How do you choose which artists to book?
On the ground level of it, this is a place that great music should be in. Great music. That doesn’t necessarily mean “high art” – it can be rock ‘n’ roll, it can be popular, it can be esoteric, but it should be great music. Great music from all over the world... nothing is off limits stylistically. The criteria is more quality. We are presenting about 190 concerts a year [and book artists 10-12 months in advance]... sometimes, opportunities come up more quickly than 10 months away. Some of the people who perform in this theater don’t make a career out of playing 300-seat theaters. An example: Lyle Lovett and John Hiatt did an acoustic duo show here in November of last fall. In 300 seats. They wouldn’t have reserved that date for MIM 10 or 12 months in advance. But Lyle Lovett has friends that have played here.
What are some of the shows coming up at MIM this summer?
On July 13, RUNA – which is a very creative Celtic group – is coming. And on the 26th, Dorado Schmitt and the Django All-Stars. Are you familiar with Django Reinhardt? Dorado Schmitt is... unquestionably one of the greatest Django Reinhardt-style guitar players in the world. He’s arguably the most authentic. He comes from the same village in France that Django Reinhardt came from. He comes from the same cultural group, the same gypsy group that Django Reinhardt was a part of, and he plays the guitar stylistically very similar to Django Reinhardt. He’s phenomenal... the last time Dorado Schmitt played here, one person that was in the audience that was awestruck was George Benson.
Do you play any instruments yourself?
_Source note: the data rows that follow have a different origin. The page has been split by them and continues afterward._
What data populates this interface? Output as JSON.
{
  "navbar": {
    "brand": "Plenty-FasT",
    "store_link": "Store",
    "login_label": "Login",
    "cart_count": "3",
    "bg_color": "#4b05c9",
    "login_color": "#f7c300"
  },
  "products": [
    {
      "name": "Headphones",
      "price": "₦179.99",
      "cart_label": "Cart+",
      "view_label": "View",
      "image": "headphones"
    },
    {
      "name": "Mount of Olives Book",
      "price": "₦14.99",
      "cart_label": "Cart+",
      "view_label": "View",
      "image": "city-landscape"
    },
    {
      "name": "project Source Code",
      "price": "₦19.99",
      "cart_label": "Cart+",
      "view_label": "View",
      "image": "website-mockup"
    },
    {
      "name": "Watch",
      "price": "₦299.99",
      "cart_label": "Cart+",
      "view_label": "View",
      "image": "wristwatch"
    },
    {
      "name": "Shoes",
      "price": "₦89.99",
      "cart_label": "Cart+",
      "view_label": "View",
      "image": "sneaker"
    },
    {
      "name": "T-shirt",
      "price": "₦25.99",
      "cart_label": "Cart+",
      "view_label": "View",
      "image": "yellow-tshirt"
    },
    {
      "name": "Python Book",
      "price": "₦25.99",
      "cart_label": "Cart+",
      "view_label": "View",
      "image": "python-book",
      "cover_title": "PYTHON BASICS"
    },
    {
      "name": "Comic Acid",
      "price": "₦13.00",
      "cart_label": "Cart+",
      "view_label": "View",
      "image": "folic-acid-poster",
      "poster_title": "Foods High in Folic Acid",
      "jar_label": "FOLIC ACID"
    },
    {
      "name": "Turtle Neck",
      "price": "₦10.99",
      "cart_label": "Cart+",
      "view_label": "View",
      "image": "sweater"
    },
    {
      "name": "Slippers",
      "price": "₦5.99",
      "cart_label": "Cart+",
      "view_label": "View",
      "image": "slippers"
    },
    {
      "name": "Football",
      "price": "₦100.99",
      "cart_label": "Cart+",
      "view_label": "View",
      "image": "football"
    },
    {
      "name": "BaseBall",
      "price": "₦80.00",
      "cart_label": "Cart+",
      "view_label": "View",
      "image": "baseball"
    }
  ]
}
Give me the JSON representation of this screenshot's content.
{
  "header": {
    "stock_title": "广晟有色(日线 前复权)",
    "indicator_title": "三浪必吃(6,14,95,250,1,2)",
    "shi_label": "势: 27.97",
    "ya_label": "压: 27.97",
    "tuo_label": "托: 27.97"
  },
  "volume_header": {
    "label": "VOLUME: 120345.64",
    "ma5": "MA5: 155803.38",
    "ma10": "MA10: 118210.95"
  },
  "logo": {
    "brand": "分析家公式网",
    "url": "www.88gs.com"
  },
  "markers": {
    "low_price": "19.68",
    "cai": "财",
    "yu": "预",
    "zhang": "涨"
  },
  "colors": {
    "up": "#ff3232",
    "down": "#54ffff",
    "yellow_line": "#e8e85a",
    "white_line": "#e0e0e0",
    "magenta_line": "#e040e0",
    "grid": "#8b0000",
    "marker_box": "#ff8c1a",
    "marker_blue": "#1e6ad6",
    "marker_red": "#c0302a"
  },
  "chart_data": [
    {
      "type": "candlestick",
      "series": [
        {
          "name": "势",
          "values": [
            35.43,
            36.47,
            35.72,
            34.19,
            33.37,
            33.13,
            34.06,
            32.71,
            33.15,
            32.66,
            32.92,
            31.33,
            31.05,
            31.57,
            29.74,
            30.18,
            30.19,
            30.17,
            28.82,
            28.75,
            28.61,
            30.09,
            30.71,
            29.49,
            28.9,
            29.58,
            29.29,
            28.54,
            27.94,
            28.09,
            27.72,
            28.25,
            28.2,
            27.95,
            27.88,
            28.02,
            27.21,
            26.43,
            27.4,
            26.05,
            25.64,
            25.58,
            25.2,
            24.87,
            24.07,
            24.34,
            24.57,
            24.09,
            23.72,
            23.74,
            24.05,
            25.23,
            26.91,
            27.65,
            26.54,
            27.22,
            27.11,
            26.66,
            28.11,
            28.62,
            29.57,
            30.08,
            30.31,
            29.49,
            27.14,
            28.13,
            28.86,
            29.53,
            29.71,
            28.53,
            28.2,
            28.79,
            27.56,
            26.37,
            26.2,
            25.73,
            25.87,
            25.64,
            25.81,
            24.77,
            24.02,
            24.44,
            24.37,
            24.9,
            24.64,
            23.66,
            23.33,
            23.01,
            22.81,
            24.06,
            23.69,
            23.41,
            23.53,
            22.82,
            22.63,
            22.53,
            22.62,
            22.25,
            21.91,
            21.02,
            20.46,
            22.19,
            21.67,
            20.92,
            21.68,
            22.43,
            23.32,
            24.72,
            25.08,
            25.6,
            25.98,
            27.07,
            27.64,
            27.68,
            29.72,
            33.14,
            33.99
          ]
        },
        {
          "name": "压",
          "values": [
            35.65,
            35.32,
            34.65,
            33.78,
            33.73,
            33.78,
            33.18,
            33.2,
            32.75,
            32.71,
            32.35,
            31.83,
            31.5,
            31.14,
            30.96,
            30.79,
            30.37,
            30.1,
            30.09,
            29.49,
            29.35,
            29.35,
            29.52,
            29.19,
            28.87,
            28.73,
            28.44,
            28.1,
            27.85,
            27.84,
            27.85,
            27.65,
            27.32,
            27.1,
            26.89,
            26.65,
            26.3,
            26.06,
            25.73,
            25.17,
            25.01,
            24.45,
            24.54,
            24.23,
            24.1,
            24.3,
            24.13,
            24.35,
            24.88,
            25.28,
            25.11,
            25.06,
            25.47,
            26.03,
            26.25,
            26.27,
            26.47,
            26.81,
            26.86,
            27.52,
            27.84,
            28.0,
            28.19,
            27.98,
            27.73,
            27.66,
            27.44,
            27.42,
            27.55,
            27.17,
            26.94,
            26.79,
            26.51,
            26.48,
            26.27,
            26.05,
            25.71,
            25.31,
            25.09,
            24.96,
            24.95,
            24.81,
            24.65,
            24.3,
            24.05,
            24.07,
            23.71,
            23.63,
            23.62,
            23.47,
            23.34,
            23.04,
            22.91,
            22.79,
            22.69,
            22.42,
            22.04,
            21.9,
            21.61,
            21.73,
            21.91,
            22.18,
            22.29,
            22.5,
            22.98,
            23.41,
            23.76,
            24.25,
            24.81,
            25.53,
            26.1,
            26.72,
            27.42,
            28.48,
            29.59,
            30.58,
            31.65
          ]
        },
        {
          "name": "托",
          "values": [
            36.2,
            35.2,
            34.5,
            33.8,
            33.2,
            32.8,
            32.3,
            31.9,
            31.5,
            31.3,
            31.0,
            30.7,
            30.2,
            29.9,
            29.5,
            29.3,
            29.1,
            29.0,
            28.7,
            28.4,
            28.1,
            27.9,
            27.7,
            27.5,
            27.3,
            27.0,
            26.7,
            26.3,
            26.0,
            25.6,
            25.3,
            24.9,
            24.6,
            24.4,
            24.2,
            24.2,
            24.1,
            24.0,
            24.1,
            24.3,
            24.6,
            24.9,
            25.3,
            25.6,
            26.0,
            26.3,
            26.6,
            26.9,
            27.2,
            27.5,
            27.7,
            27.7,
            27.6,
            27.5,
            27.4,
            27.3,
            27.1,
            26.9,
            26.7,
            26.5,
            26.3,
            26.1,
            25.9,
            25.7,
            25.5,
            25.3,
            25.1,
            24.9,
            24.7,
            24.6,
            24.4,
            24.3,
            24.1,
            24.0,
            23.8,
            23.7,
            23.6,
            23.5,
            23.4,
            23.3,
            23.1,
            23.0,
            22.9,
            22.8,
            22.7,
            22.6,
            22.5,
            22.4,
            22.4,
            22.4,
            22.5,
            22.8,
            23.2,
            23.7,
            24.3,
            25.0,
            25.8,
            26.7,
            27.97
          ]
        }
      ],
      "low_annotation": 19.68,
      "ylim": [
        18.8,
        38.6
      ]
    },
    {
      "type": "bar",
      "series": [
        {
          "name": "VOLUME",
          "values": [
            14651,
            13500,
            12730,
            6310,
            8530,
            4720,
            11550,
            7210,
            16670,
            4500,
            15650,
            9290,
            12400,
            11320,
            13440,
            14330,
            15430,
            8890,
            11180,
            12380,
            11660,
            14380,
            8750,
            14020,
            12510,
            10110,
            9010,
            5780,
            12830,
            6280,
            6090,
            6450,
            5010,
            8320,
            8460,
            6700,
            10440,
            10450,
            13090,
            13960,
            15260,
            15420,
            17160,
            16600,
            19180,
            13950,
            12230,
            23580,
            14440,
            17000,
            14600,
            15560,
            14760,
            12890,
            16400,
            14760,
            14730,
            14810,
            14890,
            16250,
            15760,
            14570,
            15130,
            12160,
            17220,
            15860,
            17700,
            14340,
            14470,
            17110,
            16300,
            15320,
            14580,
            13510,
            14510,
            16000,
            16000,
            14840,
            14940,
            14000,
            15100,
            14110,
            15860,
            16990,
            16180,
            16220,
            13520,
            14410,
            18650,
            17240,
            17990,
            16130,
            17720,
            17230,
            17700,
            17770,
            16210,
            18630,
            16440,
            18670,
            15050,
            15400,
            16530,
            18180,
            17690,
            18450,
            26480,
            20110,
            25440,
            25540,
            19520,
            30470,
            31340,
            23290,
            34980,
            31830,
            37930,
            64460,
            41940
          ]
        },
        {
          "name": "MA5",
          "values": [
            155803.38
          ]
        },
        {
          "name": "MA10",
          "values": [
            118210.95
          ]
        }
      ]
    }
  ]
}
No. I grew up around it. I took piano lessons for five years when I was in grade school. I played drums and percussion all throughout high school orchestra and band. I was in a folk-singing group in junior high and I played guitar all through college, and my mother was a cellist and gave cello lessons. I grew up listening to cello lessons in the living room. So I was around music all the time, but I’m around too many great musicians now, all the time, to think that I play music.